— GOAL OF THE EXERCISE —
For each line in the records that contains "JSON", make a copy.

— DATA EXTRACTS —
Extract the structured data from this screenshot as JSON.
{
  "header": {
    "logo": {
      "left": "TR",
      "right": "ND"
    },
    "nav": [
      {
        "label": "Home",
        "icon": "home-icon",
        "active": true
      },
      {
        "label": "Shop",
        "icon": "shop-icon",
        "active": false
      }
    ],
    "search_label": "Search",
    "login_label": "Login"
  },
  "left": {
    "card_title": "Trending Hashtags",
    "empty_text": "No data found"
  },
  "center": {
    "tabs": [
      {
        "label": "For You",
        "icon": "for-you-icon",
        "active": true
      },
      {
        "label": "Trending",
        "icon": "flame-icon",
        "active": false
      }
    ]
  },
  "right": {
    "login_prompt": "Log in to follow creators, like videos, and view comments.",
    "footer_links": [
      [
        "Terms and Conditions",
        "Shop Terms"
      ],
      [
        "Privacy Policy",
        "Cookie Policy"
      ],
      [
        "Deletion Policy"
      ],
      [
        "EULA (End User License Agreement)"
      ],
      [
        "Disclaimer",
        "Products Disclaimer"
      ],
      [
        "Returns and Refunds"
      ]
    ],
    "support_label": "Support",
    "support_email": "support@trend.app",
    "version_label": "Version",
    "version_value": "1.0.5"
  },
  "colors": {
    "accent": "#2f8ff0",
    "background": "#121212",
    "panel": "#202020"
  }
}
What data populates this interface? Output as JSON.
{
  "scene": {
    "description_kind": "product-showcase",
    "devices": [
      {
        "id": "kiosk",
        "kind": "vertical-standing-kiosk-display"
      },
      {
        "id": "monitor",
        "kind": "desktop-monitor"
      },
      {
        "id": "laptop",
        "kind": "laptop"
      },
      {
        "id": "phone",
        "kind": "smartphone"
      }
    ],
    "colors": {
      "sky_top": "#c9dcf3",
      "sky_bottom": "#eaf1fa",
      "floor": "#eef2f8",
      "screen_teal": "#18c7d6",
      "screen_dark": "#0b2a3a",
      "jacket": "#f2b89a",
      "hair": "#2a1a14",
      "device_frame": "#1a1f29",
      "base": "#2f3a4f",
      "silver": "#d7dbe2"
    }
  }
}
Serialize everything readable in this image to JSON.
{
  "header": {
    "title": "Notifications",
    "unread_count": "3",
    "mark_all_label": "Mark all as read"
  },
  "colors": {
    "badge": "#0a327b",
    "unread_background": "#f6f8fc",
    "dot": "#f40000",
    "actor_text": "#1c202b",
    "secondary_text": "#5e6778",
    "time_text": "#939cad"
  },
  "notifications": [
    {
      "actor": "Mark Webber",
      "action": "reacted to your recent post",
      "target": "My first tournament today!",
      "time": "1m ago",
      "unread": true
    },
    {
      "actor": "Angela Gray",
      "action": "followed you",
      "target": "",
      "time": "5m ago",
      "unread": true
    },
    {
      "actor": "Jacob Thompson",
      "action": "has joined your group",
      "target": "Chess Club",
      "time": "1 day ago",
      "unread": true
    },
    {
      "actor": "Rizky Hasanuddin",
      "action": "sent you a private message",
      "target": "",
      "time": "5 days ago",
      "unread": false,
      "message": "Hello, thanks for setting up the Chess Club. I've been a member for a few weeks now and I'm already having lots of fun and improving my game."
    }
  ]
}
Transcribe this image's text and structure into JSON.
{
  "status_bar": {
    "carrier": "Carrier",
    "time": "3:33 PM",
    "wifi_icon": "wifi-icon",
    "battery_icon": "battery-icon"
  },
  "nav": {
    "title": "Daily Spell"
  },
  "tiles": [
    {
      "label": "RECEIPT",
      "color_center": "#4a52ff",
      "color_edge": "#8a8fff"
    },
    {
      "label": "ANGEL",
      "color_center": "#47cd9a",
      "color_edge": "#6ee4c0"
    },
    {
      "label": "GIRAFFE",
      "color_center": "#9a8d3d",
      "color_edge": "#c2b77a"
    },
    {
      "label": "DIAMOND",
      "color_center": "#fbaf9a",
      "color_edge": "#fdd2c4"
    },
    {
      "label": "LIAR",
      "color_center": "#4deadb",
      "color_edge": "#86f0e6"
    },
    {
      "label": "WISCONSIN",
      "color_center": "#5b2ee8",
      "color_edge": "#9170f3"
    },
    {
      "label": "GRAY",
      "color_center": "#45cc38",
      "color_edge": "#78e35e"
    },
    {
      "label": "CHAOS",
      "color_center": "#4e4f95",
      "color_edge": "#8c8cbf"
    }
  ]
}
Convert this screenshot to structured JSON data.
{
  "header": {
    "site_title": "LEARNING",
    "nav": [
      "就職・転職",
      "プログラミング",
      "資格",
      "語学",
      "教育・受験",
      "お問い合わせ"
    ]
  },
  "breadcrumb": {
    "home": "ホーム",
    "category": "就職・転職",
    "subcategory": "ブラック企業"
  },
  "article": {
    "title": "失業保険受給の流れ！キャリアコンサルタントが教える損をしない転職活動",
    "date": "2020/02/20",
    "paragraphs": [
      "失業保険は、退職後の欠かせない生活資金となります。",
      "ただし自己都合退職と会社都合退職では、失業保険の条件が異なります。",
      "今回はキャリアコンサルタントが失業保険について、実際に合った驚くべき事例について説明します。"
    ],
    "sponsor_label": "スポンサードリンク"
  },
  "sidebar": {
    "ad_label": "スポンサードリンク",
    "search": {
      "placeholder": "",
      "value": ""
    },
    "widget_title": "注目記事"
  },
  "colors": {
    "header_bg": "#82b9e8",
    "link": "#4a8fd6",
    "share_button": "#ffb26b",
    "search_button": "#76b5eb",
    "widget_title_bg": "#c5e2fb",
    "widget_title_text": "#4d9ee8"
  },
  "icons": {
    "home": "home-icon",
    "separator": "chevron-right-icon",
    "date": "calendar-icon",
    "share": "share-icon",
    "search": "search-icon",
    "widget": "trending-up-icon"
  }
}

— RESULT —
Extract the structured data from this screenshot as JSON.
What data populates this interface? Output as JSON.
Serialize everything readable in this image to JSON.
Transcribe this image's text and structure into JSON.
Convert this screenshot to structured JSON data.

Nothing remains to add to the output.